▸ **Aim of the task**: One number is the whole answer: the tally of lines in the records below that contain "avatar".

▸ **Provided information**:
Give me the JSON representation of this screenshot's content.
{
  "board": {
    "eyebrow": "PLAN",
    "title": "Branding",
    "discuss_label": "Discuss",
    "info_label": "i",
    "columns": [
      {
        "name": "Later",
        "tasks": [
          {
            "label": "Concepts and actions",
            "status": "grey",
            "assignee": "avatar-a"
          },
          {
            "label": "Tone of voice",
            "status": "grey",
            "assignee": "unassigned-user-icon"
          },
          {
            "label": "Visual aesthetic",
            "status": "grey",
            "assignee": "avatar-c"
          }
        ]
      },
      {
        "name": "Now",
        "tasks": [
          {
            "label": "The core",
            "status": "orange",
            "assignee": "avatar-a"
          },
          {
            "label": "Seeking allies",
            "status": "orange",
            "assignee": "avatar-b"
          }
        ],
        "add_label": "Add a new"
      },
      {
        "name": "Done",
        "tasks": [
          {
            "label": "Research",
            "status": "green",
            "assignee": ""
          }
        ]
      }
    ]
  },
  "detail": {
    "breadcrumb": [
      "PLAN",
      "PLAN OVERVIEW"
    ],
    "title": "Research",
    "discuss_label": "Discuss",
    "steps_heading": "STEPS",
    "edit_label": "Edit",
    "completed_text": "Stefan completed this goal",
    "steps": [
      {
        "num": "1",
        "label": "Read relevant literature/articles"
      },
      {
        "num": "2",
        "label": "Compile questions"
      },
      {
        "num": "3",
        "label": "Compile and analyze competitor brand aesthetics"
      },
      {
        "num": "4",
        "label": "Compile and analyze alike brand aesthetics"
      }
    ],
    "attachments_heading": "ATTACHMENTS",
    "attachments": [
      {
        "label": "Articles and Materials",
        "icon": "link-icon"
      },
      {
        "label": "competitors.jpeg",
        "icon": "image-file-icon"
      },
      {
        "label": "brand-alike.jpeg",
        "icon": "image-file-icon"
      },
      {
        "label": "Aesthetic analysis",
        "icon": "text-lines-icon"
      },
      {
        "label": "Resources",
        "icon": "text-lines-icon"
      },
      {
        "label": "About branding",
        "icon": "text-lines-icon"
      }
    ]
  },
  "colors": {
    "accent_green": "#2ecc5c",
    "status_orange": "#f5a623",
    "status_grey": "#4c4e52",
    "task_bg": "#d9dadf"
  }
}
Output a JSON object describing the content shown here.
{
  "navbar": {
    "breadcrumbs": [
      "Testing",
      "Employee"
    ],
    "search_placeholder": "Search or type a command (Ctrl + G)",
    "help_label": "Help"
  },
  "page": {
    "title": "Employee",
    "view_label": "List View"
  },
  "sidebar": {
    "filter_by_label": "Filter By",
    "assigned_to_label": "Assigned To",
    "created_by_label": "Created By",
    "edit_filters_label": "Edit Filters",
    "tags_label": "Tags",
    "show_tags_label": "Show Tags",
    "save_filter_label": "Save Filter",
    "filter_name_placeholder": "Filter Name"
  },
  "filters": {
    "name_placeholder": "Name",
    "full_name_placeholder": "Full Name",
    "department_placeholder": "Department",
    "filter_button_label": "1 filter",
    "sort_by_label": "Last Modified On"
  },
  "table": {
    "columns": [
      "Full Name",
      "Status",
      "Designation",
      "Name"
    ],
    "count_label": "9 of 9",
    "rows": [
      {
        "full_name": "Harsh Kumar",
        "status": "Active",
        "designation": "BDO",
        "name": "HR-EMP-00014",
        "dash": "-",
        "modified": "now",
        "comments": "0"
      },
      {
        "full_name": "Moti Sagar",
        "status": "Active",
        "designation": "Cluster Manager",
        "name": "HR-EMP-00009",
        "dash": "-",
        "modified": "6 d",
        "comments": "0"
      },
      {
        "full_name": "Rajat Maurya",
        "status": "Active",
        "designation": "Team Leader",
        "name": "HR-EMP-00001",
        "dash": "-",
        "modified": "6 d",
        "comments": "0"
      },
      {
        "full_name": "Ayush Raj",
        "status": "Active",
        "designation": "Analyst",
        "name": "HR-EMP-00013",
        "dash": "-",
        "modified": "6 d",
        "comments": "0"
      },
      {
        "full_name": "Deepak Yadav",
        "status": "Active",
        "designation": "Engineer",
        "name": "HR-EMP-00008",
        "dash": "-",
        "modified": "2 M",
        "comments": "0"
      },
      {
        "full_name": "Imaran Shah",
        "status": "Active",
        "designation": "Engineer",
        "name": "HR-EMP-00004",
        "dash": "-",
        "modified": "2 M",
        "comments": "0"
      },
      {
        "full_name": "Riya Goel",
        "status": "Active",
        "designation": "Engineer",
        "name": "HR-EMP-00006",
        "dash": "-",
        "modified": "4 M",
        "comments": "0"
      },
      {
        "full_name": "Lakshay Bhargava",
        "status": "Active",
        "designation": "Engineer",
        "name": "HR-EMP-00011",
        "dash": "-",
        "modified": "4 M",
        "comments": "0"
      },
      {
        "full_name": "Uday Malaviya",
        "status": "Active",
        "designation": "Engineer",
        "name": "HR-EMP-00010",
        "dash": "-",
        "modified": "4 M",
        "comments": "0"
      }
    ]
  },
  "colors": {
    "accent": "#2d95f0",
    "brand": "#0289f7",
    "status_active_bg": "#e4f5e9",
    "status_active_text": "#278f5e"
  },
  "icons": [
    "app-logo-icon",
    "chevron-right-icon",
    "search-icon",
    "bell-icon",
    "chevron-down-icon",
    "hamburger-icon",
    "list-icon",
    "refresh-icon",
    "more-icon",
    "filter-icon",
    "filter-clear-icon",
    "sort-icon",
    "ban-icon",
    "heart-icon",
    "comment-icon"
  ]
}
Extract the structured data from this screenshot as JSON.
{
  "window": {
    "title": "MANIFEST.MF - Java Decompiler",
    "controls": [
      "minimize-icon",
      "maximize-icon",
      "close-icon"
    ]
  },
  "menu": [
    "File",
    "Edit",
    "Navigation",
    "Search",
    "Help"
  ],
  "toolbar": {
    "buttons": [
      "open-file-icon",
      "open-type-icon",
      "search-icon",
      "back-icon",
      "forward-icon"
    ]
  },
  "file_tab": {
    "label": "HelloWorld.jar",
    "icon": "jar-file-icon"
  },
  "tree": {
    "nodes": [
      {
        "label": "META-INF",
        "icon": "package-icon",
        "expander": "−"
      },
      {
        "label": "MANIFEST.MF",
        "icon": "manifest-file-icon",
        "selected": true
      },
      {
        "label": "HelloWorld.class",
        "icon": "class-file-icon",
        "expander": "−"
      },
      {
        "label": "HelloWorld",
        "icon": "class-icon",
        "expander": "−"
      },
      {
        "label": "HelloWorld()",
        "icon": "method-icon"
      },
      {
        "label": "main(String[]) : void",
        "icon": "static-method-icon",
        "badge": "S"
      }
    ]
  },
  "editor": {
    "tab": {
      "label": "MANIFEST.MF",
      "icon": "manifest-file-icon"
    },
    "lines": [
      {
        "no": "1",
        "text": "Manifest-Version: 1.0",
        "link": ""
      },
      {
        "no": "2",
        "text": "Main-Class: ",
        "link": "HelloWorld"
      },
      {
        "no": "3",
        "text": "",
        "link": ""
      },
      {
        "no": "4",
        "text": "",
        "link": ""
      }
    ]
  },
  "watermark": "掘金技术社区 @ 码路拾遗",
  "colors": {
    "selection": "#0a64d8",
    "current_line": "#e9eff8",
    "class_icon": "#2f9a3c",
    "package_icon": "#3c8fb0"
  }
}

▸ **Your response**: 4